======== DATA ========
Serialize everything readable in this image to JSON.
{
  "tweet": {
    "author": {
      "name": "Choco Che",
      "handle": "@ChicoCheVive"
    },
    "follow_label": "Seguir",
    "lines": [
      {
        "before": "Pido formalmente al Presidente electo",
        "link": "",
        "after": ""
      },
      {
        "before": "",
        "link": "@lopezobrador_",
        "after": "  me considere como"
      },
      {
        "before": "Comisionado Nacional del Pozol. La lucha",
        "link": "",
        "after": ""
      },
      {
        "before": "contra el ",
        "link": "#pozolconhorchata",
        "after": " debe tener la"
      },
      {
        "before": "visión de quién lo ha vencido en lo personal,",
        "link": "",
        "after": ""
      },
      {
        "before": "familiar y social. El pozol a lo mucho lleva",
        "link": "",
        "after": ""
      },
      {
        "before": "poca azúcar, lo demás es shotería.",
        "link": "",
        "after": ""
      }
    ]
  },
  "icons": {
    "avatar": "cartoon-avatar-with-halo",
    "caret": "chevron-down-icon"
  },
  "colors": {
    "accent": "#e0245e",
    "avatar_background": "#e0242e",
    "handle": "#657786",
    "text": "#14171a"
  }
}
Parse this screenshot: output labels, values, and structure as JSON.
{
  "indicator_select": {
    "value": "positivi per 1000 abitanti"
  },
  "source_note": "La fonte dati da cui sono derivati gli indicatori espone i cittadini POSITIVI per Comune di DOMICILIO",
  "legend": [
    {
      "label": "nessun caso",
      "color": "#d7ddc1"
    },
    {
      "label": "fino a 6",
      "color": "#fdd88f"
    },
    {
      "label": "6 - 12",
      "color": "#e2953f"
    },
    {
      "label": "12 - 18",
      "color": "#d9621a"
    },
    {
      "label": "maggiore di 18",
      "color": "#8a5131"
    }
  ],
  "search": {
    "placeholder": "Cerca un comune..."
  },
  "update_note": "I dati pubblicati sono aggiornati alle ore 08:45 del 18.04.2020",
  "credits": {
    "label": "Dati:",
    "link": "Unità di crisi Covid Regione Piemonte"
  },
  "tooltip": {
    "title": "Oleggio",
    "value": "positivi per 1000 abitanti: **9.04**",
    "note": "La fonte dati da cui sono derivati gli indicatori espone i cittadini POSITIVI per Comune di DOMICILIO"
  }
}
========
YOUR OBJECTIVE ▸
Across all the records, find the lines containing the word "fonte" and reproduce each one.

EXPECTED OUTPUT ▸
  "source_note": "La fonte dati da cui sono derivati gli indicatori espone i cittadini POSITIVI per Comune di DOMICILIO",
    "note": "La fonte dati da cui sono derivati gli indicatori espone i cittadini POSITIVI per Comune di DOMICILIO"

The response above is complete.